Objectives: To investigate the prevalence of physician-diagnosed COPD and to explore the relationship between the total amount of cigarettes smoked (TACS) and COPD among urban and rural adults in Nanjing, China.
Design: Population-based, cross-sectional study conducted between October 2000 and March 2001.
Setting: Administrative villages (n = 45) randomly selected from three urban districts and two rural counties of Nanjing municipality, Jiangsu province, China, with an overall population of 5.6 million.
Participants: All regular local residents >/= 35 years old (n = 29,319), 67.7% from urban areas and 32.3% from rural areas; 49.7% were men and 50.3% were women.
Results: The response rate of potential participants was 90.1%. The overall prevalence of diagnosed COPD was 5.9%. The prevalence of COPD was significantly higher among men than in women (7.2% vs 4.7%, p = 0.000), while the difference between urban and rural participants was not statistically significant (6.7% vs 4.4%, respectively; p = 0.132). The prevalence of COPD was significantly higher among smokers than nonsmokers.

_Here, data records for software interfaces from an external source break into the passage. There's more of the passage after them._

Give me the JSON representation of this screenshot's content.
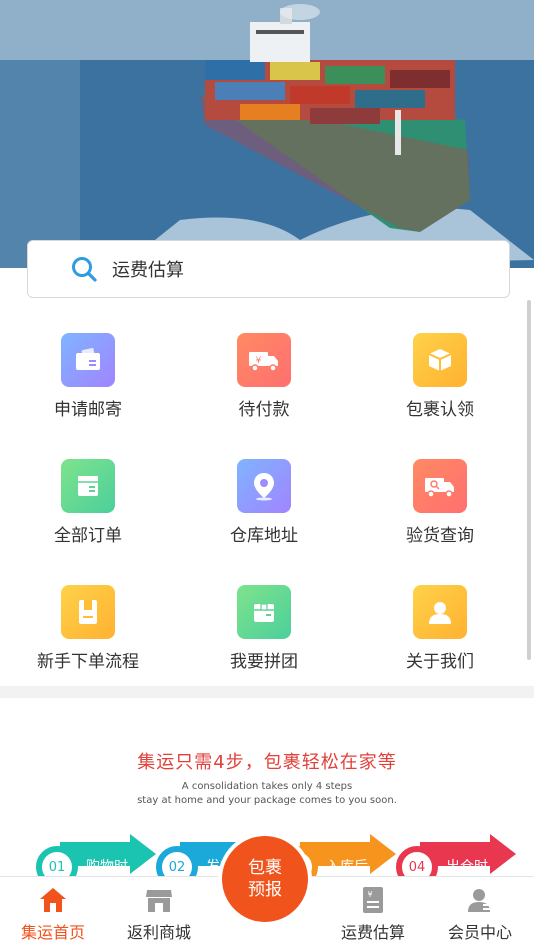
{
  "search": {
    "placeholder": "运费估算"
  },
  "menu": [
    {
      "label": "申请邮寄",
      "icon": "wallet-icon"
    },
    {
      "label": "待付款",
      "icon": "truck-payment-icon"
    },
    {
      "label": "包裹认领",
      "icon": "box-icon"
    },
    {
      "label": "全部订单",
      "icon": "orders-icon"
    },
    {
      "label": "仓库地址",
      "icon": "location-pin-icon"
    },
    {
      "label": "验货查询",
      "icon": "truck-search-icon"
    },
    {
      "label": "新手下单流程",
      "icon": "document-icon"
    },
    {
      "label": "我要拼团",
      "icon": "package-group-icon"
    },
    {
      "label": "关于我们",
      "icon": "user-icon"
    }
  ],
  "promo": {
    "title": "集运只需4步，包裹轻松在家等",
    "subtitle_line1": "A consolidation takes only 4 steps",
    "subtitle_line2": "stay at home and your package comes to you soon.",
    "steps": [
      {
        "num": "01",
        "label": "购物时",
        "color": "#1bc3b1"
      },
      {
        "num": "02",
        "label": "发货",
        "color": "#1aa9d8"
      },
      {
        "num": "03",
        "label": "入库后",
        "color": "#f7941d"
      },
      {
        "num": "04",
        "label": "出仓时",
        "color": "#e8374f"
      }
    ]
  },
  "tabbar": {
    "items": [
      {
        "label": "集运首页",
        "icon": "home-icon",
        "active": true
      },
      {
        "label": "返利商城",
        "icon": "store-icon"
      },
      {
        "label": "运费估算",
        "icon": "calculator-icon"
      },
      {
        "label": "会员中心",
        "icon": "member-icon"
      }
    ],
    "center": {
      "line1": "包裹",
      "line2": "预报"
    }
  },
  "colors": {
    "accent": "#f0531c",
    "promo_title": "#e0413b"
  }
}
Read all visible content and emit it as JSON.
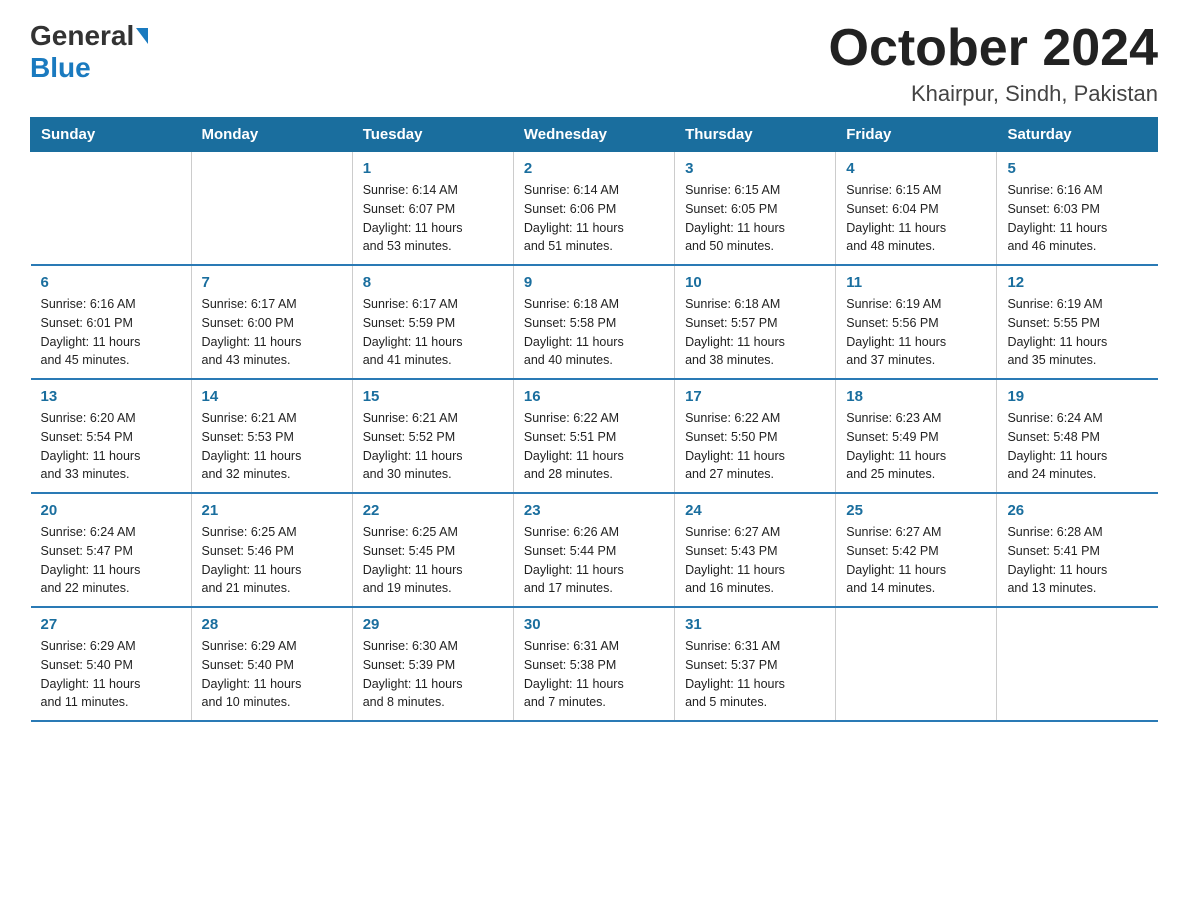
{
  "header": {
    "logo_general": "General",
    "logo_blue": "Blue",
    "month_year": "October 2024",
    "location": "Khairpur, Sindh, Pakistan"
  },
  "weekdays": [
    "Sunday",
    "Monday",
    "Tuesday",
    "Wednesday",
    "Thursday",
    "Friday",
    "Saturday"
  ],
  "weeks": [
    [
      {
        "day": "",
        "info": ""
      },
      {
        "day": "",
        "info": ""
      },
      {
        "day": "1",
        "info": "Sunrise: 6:14 AM\nSunset: 6:07 PM\nDaylight: 11 hours\nand 53 minutes."
      },
      {
        "day": "2",
        "info": "Sunrise: 6:14 AM\nSunset: 6:06 PM\nDaylight: 11 hours\nand 51 minutes."
      },
      {
        "day": "3",
        "info": "Sunrise: 6:15 AM\nSunset: 6:05 PM\nDaylight: 11 hours\nand 50 minutes."
      },
      {
        "day": "4",
        "info": "Sunrise: 6:15 AM\nSunset: 6:04 PM\nDaylight: 11 hours\nand 48 minutes."
      },
      {
        "day": "5",
        "info": "Sunrise: 6:16 AM\nSunset: 6:03 PM\nDaylight: 11 hours\nand 46 minutes."
      }
    ],
    [
      {
        "day": "6",
        "info": "Sunrise: 6:16 AM\nSunset: 6:01 PM\nDaylight: 11 hours\nand 45 minutes."
      },
      {
        "day": "7",
        "info": "Sunrise: 6:17 AM\nSunset: 6:00 PM\nDaylight: 11 hours\nand 43 minutes."
      },
      {
        "day": "8",
        "info": "Sunrise: 6:17 AM\nSunset: 5:59 PM\nDaylight: 11 hours\nand 41 minutes."
      },
      {
        "day": "9",
        "info": "Sunrise: 6:18 AM\nSunset: 5:58 PM\nDaylight: 11 hours\nand 40 minutes."
      },
      {
        "day": "10",
        "info": "Sunrise: 6:18 AM\nSunset: 5:57 PM\nDaylight: 11 hours\nand 38 minutes."
      },
      {
        "day": "11",
        "info": "Sunrise: 6:19 AM\nSunset: 5:56 PM\nDaylight: 11 hours\nand 37 minutes."
      },
      {
        "day": "12",
        "info": "Sunrise: 6:19 AM\nSunset: 5:55 PM\nDaylight: 11 hours\nand 35 minutes."
      }
    ],
    [
      {
        "day": "13",
        "info": "Sunrise: 6:20 AM\nSunset: 5:54 PM\nDaylight: 11 hours\nand 33 minutes."
      },
      {
        "day": "14",
        "info": "Sunrise: 6:21 AM\nSunset: 5:53 PM\nDaylight: 11 hours\nand 32 minutes."
      },
      {
        "day": "15",
        "info": "Sunrise: 6:21 AM\nSunset: 5:52 PM\nDaylight: 11 hours\nand 30 minutes."
      },
      {
        "day": "16",
        "info": "Sunrise: 6:22 AM\nSunset: 5:51 PM\nDaylight: 11 hours\nand 28 minutes."
      },
      {
        "day": "17",
        "info": "Sunrise: 6:22 AM\nSunset: 5:50 PM\nDaylight: 11 hours\nand 27 minutes."
      },
      {
        "day": "18",
        "info": "Sunrise: 6:23 AM\nSunset: 5:49 PM\nDaylight: 11 hours\nand 25 minutes."
      },
      {
        "day": "19",
        "info": "Sunrise: 6:24 AM\nSunset: 5:48 PM\nDaylight: 11 hours\nand 24 minutes."
      }
    ],
    [
      {
        "day": "20",
        "info": "Sunrise: 6:24 AM\nSunset: 5:47 PM\nDaylight: 11 hours\nand 22 minutes."
      },
      {
        "day": "21",
        "info": "Sunrise: 6:25 AM\nSunset: 5:46 PM\nDaylight: 11 hours\nand 21 minutes."
      },
      {
        "day": "22",
        "info": "Sunrise: 6:25 AM\nSunset: 5:45 PM\nDaylight: 11 hours\nand 19 minutes."
      },
      {
        "day": "23",
        "info": "Sunrise: 6:26 AM\nSunset: 5:44 PM\nDaylight: 11 hours\nand 17 minutes."
      },
      {
        "day": "24",
        "info": "Sunrise: 6:27 AM\nSunset: 5:43 PM\nDaylight: 11 hours\nand 16 minutes."
      },
      {
        "day": "25",
        "info": "Sunrise: 6:27 AM\nSunset: 5:42 PM\nDaylight: 11 hours\nand 14 minutes."
      },
      {
        "day": "26",
        "info": "Sunrise: 6:28 AM\nSunset: 5:41 PM\nDaylight: 11 hours\nand 13 minutes."
      }
    ],
    [
      {
        "day": "27",
        "info": "Sunrise: 6:29 AM\nSunset: 5:40 PM\nDaylight: 11 hours\nand 11 minutes."
      },
      {
        "day": "28",
        "info": "Sunrise: 6:29 AM\nSunset: 5:40 PM\nDaylight: 11 hours\nand 10 minutes."
      },
      {
        "day": "29",
        "info": "Sunrise: 6:30 AM\nSunset: 5:39 PM\nDaylight: 11 hours\nand 8 minutes."
      },
      {
        "day": "30",
        "info": "Sunrise: 6:31 AM\nSunset: 5:38 PM\nDaylight: 11 hours\nand 7 minutes."
      },
      {
        "day": "31",
        "info": "Sunrise: 6:31 AM\nSunset: 5:37 PM\nDaylight: 11 hours\nand 5 minutes."
      },
      {
        "day": "",
        "info": ""
      },
      {
        "day": "",
        "info": ""
      }
    ]
  ]
}
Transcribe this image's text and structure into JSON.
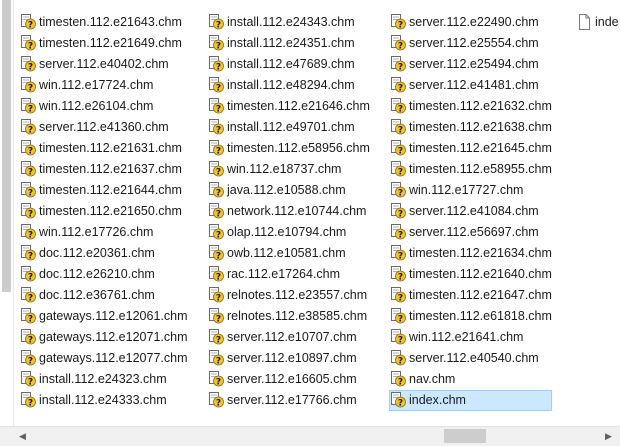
{
  "columns": [
    [
      "timesten.112.e21643.chm",
      "timesten.112.e21649.chm",
      "server.112.e40402.chm",
      "win.112.e17724.chm",
      "win.112.e26104.chm",
      "server.112.e41360.chm",
      "timesten.112.e21631.chm",
      "timesten.112.e21637.chm",
      "timesten.112.e21644.chm",
      "timesten.112.e21650.chm",
      "win.112.e17726.chm",
      "doc.112.e20361.chm",
      "doc.112.e26210.chm",
      "doc.112.e36761.chm",
      "gateways.112.e12061.chm",
      "gateways.112.e12071.chm",
      "gateways.112.e12077.chm",
      "install.112.e24323.chm",
      "install.112.e24333.chm"
    ],
    [
      "install.112.e24343.chm",
      "install.112.e24351.chm",
      "install.112.e47689.chm",
      "install.112.e48294.chm",
      "timesten.112.e21646.chm",
      "install.112.e49701.chm",
      "timesten.112.e58956.chm",
      "win.112.e18737.chm",
      "java.112.e10588.chm",
      "network.112.e10744.chm",
      "olap.112.e10794.chm",
      "owb.112.e10581.chm",
      "rac.112.e17264.chm",
      "relnotes.112.e23557.chm",
      "relnotes.112.e38585.chm",
      "server.112.e10707.chm",
      "server.112.e10897.chm",
      "server.112.e16605.chm",
      "server.112.e17766.chm"
    ],
    [
      "server.112.e22490.chm",
      "server.112.e25554.chm",
      "server.112.e25494.chm",
      "server.112.e41481.chm",
      "timesten.112.e21632.chm",
      "timesten.112.e21638.chm",
      "timesten.112.e21645.chm",
      "timesten.112.e58955.chm",
      "win.112.e17727.chm",
      "server.112.e41084.chm",
      "server.112.e56697.chm",
      "timesten.112.e21634.chm",
      "timesten.112.e21640.chm",
      "timesten.112.e21647.chm",
      "timesten.112.e61818.chm",
      "win.112.e21641.chm",
      "server.112.e40540.chm",
      "nav.chm",
      "index.chm"
    ],
    [
      "inde"
    ]
  ],
  "selected_item": "index.chm",
  "icons": {
    "chm": "chm-help-file-icon",
    "generic": "generic-file-icon"
  },
  "colors": {
    "selection_bg": "#cce8ff",
    "selection_border": "#99d1ff"
  }
}
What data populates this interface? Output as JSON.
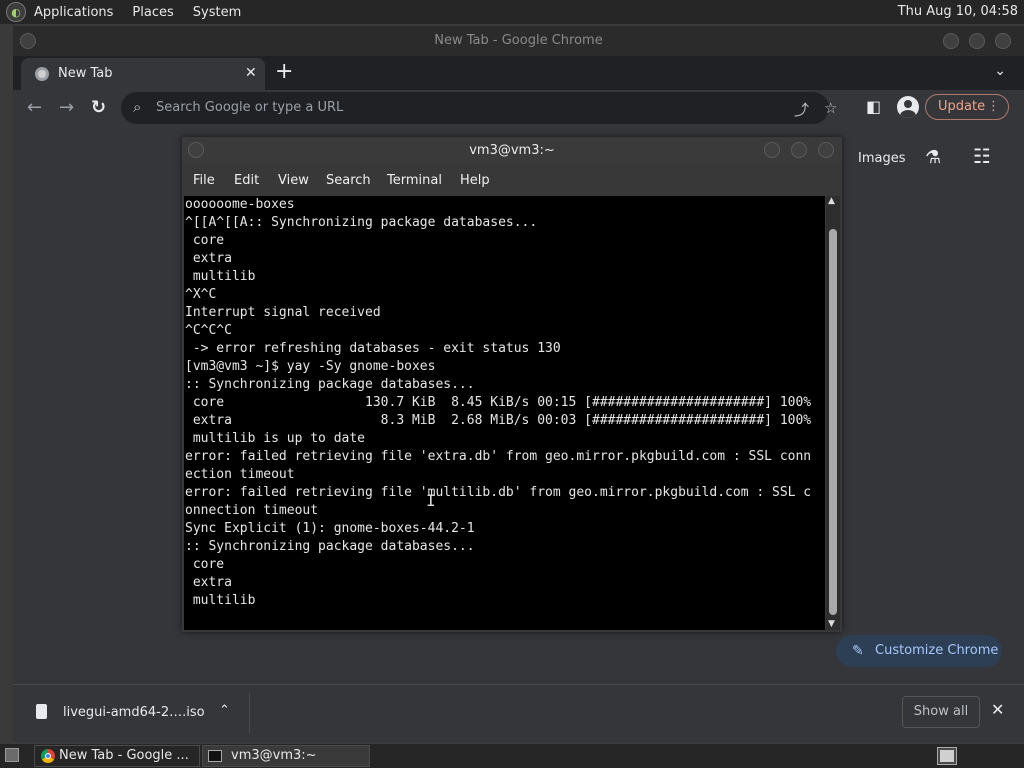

After adjusting for age, gender, area of residence, fuels, heating in winter, ventilation in kitchen, passive smoking, education, occupation, average family income, alcohol drinking, cooking oil, body mass index, and physical activity, a dose-response relationship between COPD and TACS was evident in this population (odds ratio [OR], 1.60; 95% confidence interval [CI], 1.34 to 1. 92; OR, 1.39; 95% CI, 1.13 to 1.70; and OR, 1.24; 95% CI, 1.01 to 1.52 for smokers within upper, middle, and lower TACS levels compared with nonsmokers, respectively).
Conclusions: The overall prevalence of diagnosed COPD (5.9%) among Chinese adults was higher than that (2.5%) estimated by World Health Organization experts, and there was a significant gradient increase in COPD prevalence from the stratum of nonsmokers to the stratum of upper TACS.